Assigned task |
For every line below, restate it exactly and drop the images.

Data provided |
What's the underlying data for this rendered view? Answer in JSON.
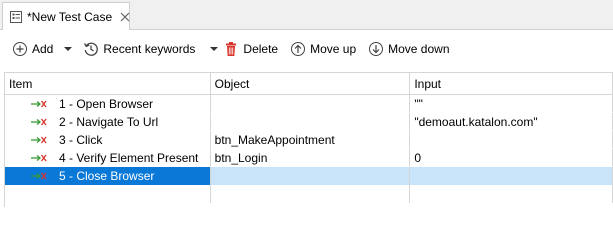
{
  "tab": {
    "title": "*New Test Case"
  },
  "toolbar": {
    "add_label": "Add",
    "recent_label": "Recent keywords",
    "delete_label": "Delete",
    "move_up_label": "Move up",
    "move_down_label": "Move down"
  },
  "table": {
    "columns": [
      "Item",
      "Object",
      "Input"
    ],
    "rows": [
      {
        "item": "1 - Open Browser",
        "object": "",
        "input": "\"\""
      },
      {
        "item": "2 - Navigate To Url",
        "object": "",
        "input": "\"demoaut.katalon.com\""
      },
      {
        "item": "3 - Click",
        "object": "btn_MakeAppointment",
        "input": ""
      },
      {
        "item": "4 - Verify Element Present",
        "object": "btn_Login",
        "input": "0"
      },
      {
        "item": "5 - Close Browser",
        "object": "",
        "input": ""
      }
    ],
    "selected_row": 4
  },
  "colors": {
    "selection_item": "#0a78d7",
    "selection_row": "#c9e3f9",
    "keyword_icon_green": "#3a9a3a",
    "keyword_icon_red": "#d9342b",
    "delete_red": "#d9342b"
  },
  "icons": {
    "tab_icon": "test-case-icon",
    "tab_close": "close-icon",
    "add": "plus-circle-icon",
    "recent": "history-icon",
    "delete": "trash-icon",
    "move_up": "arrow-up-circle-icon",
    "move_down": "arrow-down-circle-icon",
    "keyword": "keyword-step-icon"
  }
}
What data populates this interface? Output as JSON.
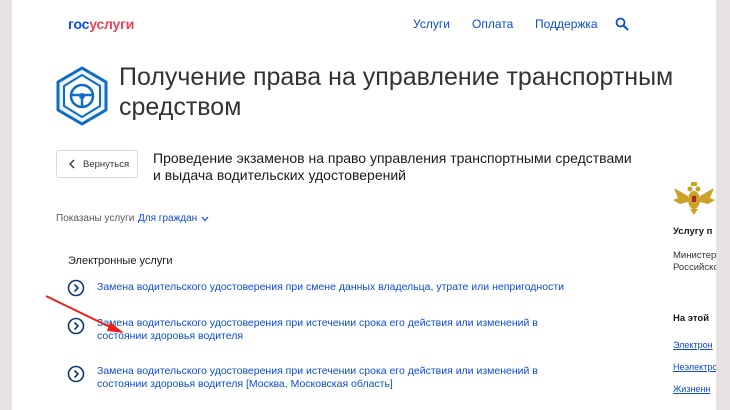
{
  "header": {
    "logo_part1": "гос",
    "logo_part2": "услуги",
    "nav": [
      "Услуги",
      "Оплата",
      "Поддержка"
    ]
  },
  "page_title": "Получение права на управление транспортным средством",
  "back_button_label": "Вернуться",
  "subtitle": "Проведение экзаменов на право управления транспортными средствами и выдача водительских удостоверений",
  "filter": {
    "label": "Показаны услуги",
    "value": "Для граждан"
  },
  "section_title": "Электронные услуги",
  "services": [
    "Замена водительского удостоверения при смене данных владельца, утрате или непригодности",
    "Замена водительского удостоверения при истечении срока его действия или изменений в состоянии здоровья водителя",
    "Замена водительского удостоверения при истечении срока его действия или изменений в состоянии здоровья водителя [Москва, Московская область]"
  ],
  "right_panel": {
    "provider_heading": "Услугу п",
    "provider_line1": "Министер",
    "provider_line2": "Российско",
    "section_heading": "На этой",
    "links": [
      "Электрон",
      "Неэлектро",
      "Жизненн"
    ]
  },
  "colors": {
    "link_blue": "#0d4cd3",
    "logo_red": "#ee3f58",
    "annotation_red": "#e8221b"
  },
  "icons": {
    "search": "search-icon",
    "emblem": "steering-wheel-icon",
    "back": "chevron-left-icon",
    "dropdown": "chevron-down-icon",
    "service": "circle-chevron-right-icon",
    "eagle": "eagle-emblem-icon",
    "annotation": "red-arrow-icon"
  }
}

The completed task |
What's the underlying data for this rendered view? Answer in JSON.
{
  "tab": {
    "title": "*New Test Case"
  },
  "toolbar": {
    "add_label": "Add",
    "recent_label": "Recent keywords",
    "delete_label": "Delete",
    "move_up_label": "Move up",
    "move_down_label": "Move down"
  },
  "table": {
    "columns": [
      "Item",
      "Object",
      "Input"
    ],
    "rows": [
      {
        "item": "1 - Open Browser",
        "object": "",
        "input": "\"\""
      },
      {
        "item": "2 - Navigate To Url",
        "object": "",
        "input": "\"demoaut.katalon.com\""
      },
      {
        "item": "3 - Click",
        "object": "btn_MakeAppointment",
        "input": ""
      },
      {
        "item": "4 - Verify Element Present",
        "object": "btn_Login",
        "input": "0"
      },
      {
        "item": "5 - Close Browser",
        "object": "",
        "input": ""
      }
    ],
    "selected_row": 4
  },
  "colors": {
    "selection_item": "#0a78d7",
    "selection_row": "#c9e3f9",
    "keyword_icon_green": "#3a9a3a",
    "keyword_icon_red": "#d9342b",
    "delete_red": "#d9342b"
  },
  "icons": {
    "tab_icon": "test-case-icon",
    "tab_close": "close-icon",
    "add": "plus-circle-icon",
    "recent": "history-icon",
    "delete": "trash-icon",
    "move_up": "arrow-up-circle-icon",
    "move_down": "arrow-down-circle-icon",
    "keyword": "keyword-step-icon"
  }
}
What data populates this interface? Output as JSON.
{
  "header": {
    "logo_part1": "гос",
    "logo_part2": "услуги",
    "nav": [
      "Услуги",
      "Оплата",
      "Поддержка"
    ]
  },
  "page_title": "Получение права на управление транспортным средством",
  "back_button_label": "Вернуться",
  "subtitle": "Проведение экзаменов на право управления транспортными средствами и выдача водительских удостоверений",
  "filter": {
    "label": "Показаны услуги",
    "value": "Для граждан"
  },
  "section_title": "Электронные услуги",
  "services": [
    "Замена водительского удостоверения при смене данных владельца, утрате или непригодности",
    "Замена водительского удостоверения при истечении срока его действия или изменений в состоянии здоровья водителя",
    "Замена водительского удостоверения при истечении срока его действия или изменений в состоянии здоровья водителя [Москва, Московская область]"
  ],
  "right_panel": {
    "provider_heading": "Услугу п",
    "provider_line1": "Министер",
    "provider_line2": "Российско",
    "section_heading": "На этой",
    "links": [
      "Электрон",
      "Неэлектро",
      "Жизненн"
    ]
  },
  "colors": {
    "link_blue": "#0d4cd3",
    "logo_red": "#ee3f58",
    "annotation_red": "#e8221b"
  },
  "icons": {
    "search": "search-icon",
    "emblem": "steering-wheel-icon",
    "back": "chevron-left-icon",
    "dropdown": "chevron-down-icon",
    "service": "circle-chevron-right-icon",
    "eagle": "eagle-emblem-icon",
    "annotation": "red-arrow-icon"
  }
}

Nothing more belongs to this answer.